What you have to do. Go through the data and count the lines holding the string "JSON". Write only the number.
*** Opening Extracted data ***
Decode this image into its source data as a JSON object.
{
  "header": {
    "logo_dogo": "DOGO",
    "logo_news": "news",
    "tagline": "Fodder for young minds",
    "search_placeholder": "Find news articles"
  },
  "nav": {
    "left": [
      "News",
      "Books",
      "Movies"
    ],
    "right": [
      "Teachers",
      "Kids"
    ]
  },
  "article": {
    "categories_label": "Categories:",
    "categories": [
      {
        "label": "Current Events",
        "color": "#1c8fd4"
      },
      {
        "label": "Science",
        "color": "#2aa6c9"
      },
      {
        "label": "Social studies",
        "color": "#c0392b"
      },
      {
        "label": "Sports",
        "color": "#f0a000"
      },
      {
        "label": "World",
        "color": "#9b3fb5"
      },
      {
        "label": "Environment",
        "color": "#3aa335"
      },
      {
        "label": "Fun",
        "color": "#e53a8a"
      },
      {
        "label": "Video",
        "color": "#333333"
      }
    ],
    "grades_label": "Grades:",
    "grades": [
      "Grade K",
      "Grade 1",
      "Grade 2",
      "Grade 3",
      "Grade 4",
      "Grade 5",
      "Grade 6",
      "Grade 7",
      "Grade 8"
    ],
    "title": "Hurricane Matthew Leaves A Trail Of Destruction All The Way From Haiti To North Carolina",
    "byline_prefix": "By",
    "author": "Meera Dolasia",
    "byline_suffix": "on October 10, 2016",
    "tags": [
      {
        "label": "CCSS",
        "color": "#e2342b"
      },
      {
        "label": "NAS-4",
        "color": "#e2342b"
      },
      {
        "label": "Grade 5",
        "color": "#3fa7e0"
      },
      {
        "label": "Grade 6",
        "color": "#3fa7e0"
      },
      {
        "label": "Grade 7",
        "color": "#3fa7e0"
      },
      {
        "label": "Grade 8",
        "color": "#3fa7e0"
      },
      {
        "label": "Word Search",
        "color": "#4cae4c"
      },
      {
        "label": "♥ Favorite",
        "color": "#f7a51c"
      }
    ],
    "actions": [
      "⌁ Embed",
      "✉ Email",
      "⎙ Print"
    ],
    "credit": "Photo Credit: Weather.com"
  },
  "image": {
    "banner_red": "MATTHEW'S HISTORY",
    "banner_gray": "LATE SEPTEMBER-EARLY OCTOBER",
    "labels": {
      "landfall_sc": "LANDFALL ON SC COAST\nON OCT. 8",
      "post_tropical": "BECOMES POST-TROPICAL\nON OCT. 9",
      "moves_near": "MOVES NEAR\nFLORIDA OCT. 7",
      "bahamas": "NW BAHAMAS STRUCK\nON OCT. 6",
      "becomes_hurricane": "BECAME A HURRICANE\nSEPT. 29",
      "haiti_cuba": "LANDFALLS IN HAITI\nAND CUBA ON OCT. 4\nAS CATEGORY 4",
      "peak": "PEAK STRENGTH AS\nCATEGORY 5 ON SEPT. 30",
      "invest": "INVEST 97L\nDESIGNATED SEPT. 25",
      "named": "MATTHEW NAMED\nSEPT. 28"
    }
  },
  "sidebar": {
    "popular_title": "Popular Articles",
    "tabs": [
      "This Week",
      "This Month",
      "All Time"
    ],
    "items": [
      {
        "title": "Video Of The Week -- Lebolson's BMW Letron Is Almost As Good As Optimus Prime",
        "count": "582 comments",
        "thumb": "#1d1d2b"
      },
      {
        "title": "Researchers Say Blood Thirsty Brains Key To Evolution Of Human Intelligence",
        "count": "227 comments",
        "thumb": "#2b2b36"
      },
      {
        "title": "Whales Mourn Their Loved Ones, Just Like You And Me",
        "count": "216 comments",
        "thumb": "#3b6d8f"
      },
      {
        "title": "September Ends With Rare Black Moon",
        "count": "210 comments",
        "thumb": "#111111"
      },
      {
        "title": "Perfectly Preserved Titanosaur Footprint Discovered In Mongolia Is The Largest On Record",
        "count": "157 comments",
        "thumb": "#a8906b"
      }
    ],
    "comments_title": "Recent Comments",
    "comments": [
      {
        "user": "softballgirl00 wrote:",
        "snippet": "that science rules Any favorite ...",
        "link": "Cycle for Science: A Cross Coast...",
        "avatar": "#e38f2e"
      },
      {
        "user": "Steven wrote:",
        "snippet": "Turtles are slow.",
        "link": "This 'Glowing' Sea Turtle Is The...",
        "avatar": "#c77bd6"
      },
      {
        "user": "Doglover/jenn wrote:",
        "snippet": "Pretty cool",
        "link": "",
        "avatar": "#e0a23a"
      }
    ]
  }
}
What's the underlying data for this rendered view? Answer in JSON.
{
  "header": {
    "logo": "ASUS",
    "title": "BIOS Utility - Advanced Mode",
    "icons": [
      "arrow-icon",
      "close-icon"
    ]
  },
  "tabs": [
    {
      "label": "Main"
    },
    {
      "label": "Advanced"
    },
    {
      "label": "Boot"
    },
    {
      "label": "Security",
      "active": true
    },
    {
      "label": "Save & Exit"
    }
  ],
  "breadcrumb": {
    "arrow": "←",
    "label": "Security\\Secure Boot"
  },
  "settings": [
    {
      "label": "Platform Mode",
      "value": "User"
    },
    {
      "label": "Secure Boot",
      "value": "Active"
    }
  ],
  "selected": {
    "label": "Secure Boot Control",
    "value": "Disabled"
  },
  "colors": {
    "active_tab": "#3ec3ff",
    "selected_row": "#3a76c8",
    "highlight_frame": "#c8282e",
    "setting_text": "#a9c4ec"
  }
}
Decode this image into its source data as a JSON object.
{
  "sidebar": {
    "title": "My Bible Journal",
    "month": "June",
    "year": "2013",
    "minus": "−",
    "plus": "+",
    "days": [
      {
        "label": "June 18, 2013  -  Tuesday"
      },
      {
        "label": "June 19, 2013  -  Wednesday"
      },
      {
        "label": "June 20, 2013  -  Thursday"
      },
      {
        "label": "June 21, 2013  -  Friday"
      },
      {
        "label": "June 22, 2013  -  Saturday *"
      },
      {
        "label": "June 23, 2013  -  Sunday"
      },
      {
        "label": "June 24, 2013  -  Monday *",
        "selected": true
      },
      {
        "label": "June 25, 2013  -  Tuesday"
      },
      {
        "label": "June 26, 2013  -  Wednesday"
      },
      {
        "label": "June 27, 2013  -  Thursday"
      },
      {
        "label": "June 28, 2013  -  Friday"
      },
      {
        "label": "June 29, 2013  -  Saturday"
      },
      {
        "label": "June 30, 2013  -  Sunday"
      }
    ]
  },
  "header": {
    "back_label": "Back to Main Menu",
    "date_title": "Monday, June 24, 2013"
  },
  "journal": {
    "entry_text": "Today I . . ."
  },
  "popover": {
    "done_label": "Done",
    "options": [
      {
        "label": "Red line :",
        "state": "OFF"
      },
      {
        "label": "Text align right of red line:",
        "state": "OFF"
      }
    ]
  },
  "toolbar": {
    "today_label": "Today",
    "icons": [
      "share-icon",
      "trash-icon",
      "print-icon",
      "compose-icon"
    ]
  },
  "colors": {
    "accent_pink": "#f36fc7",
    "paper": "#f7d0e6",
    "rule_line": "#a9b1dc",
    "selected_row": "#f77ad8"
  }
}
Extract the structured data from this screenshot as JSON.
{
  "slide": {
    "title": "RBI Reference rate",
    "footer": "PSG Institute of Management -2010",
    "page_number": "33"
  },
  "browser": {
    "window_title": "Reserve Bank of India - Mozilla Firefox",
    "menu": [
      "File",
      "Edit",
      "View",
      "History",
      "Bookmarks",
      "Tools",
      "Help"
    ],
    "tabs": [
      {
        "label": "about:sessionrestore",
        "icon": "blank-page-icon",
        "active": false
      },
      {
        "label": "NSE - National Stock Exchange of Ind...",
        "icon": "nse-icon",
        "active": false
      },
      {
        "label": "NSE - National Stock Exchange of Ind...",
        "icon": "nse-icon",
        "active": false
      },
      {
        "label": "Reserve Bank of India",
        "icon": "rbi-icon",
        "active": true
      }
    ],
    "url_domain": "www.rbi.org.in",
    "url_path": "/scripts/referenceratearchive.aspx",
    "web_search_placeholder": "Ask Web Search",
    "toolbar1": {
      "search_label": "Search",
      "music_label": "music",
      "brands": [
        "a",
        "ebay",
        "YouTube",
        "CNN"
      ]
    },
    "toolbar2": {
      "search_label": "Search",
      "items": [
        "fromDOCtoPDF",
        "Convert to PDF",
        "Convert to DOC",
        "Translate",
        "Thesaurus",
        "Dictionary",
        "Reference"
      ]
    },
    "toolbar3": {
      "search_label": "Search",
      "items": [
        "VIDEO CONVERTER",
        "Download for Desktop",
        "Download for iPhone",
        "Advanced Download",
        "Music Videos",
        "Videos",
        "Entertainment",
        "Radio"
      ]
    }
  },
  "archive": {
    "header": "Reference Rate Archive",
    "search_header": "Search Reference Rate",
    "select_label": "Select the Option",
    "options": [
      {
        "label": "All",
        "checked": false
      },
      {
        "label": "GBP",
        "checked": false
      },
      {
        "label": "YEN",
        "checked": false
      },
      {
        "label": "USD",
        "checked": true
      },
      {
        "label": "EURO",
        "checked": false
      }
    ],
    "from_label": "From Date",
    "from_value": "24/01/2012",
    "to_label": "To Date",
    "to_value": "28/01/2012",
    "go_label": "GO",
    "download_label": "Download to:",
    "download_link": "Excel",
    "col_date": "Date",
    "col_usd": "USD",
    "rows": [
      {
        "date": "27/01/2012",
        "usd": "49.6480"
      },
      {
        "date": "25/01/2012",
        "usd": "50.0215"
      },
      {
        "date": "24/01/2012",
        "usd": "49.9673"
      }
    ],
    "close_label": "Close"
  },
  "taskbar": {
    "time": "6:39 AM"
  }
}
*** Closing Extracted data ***
Answer. 4